Home planetarium project

Everyone likes to stick luminous stars on their bedroom ceiling and walls. But where to put the stars so that the view looks right?

Tips

You'll need

• a stellar catalogue of the brightest stars.
• to understand what the numbers in the catalogue mean - in particular, right ascension, declination, and magnitude
• to understand how to turn those numbers into coordinates appropriate for your bedroom. As a staging post, you could calculate the coordinates (called altitude and azimuth) that describe the height above the horizon and direction of the star; then you need to figure out where on the wall or ceiling each star should go.
• Geometry (tan, sin, cos); and by doing this problem, you'll figure out spherical geometry.
• a little computing.

My solution

I wrote a gnuplot program to go direct from the stellar catalogue to coordinates on the walls.

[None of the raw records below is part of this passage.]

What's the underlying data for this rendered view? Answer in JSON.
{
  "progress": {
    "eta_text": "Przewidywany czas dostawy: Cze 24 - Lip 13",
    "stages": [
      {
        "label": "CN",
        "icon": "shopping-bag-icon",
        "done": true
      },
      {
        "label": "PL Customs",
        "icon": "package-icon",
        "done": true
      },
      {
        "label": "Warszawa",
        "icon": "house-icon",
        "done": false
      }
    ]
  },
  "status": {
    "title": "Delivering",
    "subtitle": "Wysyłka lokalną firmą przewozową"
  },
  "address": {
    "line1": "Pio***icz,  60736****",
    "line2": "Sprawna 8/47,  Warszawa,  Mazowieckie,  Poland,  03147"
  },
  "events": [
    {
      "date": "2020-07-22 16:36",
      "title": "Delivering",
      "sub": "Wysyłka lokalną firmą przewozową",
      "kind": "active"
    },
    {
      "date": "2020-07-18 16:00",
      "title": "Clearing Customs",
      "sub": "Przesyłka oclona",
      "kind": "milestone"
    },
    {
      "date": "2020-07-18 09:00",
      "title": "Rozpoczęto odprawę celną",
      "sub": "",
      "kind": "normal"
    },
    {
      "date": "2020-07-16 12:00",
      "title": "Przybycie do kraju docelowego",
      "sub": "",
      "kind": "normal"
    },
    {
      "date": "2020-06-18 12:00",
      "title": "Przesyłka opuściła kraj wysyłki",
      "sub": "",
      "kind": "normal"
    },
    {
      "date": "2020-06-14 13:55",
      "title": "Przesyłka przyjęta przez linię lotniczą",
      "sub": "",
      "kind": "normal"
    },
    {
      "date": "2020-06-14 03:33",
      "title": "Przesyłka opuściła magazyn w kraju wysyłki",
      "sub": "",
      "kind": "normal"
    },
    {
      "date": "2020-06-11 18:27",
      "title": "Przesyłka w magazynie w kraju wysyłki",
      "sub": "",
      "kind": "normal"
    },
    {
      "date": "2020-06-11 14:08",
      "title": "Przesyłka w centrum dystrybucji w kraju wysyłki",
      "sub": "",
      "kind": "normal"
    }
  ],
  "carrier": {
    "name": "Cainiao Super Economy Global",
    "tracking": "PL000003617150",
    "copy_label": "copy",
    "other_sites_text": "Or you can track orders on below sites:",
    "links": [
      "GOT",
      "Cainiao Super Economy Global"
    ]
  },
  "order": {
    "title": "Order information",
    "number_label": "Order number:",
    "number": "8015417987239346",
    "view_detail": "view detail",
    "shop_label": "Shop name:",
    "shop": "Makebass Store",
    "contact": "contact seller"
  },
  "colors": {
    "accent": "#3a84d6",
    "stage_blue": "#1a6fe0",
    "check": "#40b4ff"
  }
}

In the program, I specify how far from my eye each of the five surfaces (four walls and one ceiling) is. Also the orientation of the room and the required time of the star snapshot. I assume the walls are all perpendicular and either horizontal or vertical.

The program creates five plots (Wall0.ps, Wall1.ps, Wall2.ps, Wall3.ps, Ceil.ps) which show where to put the stars on the five surfaces. When you've printed out the plots, you can cut them along the lines and tape them together if you want. The points (0,0) in each plot are the four points that are the closest point to your eye in each wall, and the zenith, the point in the ceiling closest to your eye.

The catalogue is contained in five files provided in this zip file [zip catalog.zip m1 m2 m3 m3.5 m4.5 ecliptic]. File m1 is all stars with magnitude brighter than 1. File m2 is all stars with magnitude brighter than 2. Etc.

David MacKay